Shuffle instructions on Kepler: how implemented?

From the NVIDIA Kepler Architecture Whitepaper:

Kepler implements Shuffle instructions allowing threads within a warp to share data. Previously, sharing data between threads within a warp required separate store and load operations to pass the data through the shared memory. With Shuffle instructions, threads within a warp can read values from other threads in the warp.

What does it happen, under the hood, when invoking Shuffle instructions? By which kind of memory do the thread exchange data?

Thank you very much in advance.

No memory is needed at all, just a crossbar switch.
I would guess that the same crossbar is reused that is also used for memory access, but I have no knowledge of the internal architecture (nor would that be needed for CUDA programming).

Thanks for your answer. However, I must say that I do not understand your statement: “no memory is needed at all”. I also think that I should better know the internal GPU architecture (Kepler in this case) to optimize CUDA codes. Therefore, let me ask two further questions:

  1. Do the exchanged data involved by the shuffle instructions reside in SMX registers?
  2. Is there in Kepler any particular circuitry interconnecting the registers and enabling those instructions?

Thanks again.

OK let me modify my statement then: No memory is needed apart from the SMX registers that hold the data before and after the instruction.
However there is no need to route the exchange via additional registers or memory (unlike previous compute capabilities, where shared memory was the only to move data between threads within the SM).
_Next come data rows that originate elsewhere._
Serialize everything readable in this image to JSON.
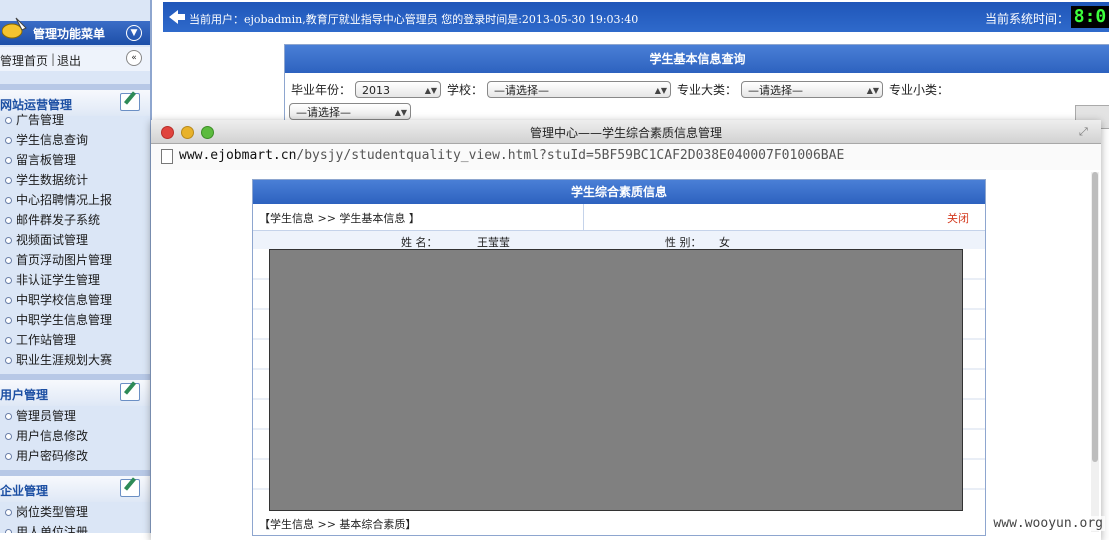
{
  "sidebar": {
    "menu_title": "管理功能菜单",
    "home_link": "管理首页",
    "separator": "|",
    "logout_link": "退出",
    "groups": [
      {
        "title": "网站运营管理",
        "items": [
          "广告管理",
          "学生信息查询",
          "留言板管理",
          "学生数据统计",
          "中心招聘情况上报",
          "邮件群发子系统",
          "视频面试管理",
          "首页浮动图片管理",
          "非认证学生管理",
          "中职学校信息管理",
          "中职学生信息管理",
          "工作站管理",
          "职业生涯规划大赛"
        ]
      },
      {
        "title": "用户管理",
        "items": [
          "管理员管理",
          "用户信息修改",
          "用户密码修改"
        ]
      },
      {
        "title": "企业管理",
        "items": [
          "岗位类型管理",
          "用人单位注册"
        ]
      }
    ]
  },
  "topbar": {
    "user_info": "当前用户：ejobadmin,教育厅就业指导中心管理员 您的登录时间是:2013-05-30 19:03:40",
    "system_time_label": "当前系统时间：",
    "clock": "8:0"
  },
  "query": {
    "title": "学生基本信息查询",
    "year_label": "毕业年份：",
    "year_value": "2013",
    "school_label": "学校：",
    "school_value": "—请选择—",
    "major_big_label": "专业大类：",
    "major_big_value": "—请选择—",
    "major_small_label": "专业小类：",
    "major_small_value": "—请选择—"
  },
  "popup": {
    "window_title": "管理中心——学生综合素质信息管理",
    "url_host": "www.ejobmart.cn",
    "url_path": "/bysjy/studentquality_view.html?stuId=5BF59BC1CAF2D038E040007F01006BAE",
    "panel_title": "学生综合素质信息",
    "breadcrumb": "【学生信息 >> 学生基本信息 】",
    "close_label": "关闭",
    "name_label": "姓 名：",
    "name_value": "王莹莹",
    "gender_label": "性 别：",
    "gender_value": "女",
    "breadcrumb2": "【学生信息 >> 基本综合素质】"
  },
  "watermark": "www.wooyun.org"
}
If my assumption is true that the memory crossbar is reused for the shuffle instruction, then additional circuitry is needed to route register accesses via that crossbar. Otherwise an extra crossbar would be needed.